[DATA TO PROCESS]

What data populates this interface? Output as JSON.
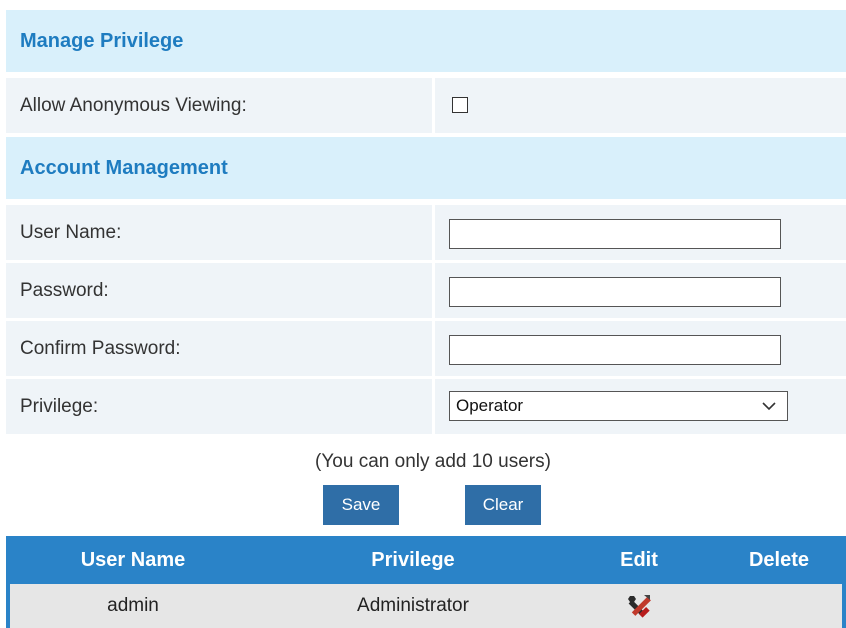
{
  "manage_privilege": {
    "title": "Manage Privilege",
    "anonymous_label": "Allow Anonymous Viewing:",
    "anonymous_checked": false
  },
  "account_management": {
    "title": "Account Management",
    "user_name_label": "User Name:",
    "user_name_value": "",
    "password_label": "Password:",
    "password_value": "",
    "confirm_password_label": "Confirm Password:",
    "confirm_password_value": "",
    "privilege_label": "Privilege:",
    "privilege_selected": "Operator",
    "note": "(You can only add 10 users)",
    "save_label": "Save",
    "clear_label": "Clear"
  },
  "users_table": {
    "headers": [
      "User Name",
      "Privilege",
      "Edit",
      "Delete"
    ],
    "rows": [
      {
        "user_name": "admin",
        "privilege": "Administrator",
        "edit_icon": "tools-icon",
        "delete_icon": ""
      }
    ]
  },
  "colors": {
    "section_bg": "#d9f0fb",
    "section_title": "#1e7cc0",
    "row_bg": "#eff4f8",
    "button_bg": "#2f6ea7",
    "table_header_bg": "#2a83c8",
    "table_row_bg": "#e6e6e6"
  }
}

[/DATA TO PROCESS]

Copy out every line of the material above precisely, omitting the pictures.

(SOLUTION BELOW):
What data populates this interface? Output as JSON.
{
  "manage_privilege": {
    "title": "Manage Privilege",
    "anonymous_label": "Allow Anonymous Viewing:",
    "anonymous_checked": false
  },
  "account_management": {
    "title": "Account Management",
    "user_name_label": "User Name:",
    "user_name_value": "",
    "password_label": "Password:",
    "password_value": "",
    "confirm_password_label": "Confirm Password:",
    "confirm_password_value": "",
    "privilege_label": "Privilege:",
    "privilege_selected": "Operator",
    "note": "(You can only add 10 users)",
    "save_label": "Save",
    "clear_label": "Clear"
  },
  "users_table": {
    "headers": [
      "User Name",
      "Privilege",
      "Edit",
      "Delete"
    ],
    "rows": [
      {
        "user_name": "admin",
        "privilege": "Administrator",
        "edit_icon": "tools-icon",
        "delete_icon": ""
      }
    ]
  },
  "colors": {
    "section_bg": "#d9f0fb",
    "section_title": "#1e7cc0",
    "row_bg": "#eff4f8",
    "button_bg": "#2f6ea7",
    "table_header_bg": "#2a83c8",
    "table_row_bg": "#e6e6e6"
  }
}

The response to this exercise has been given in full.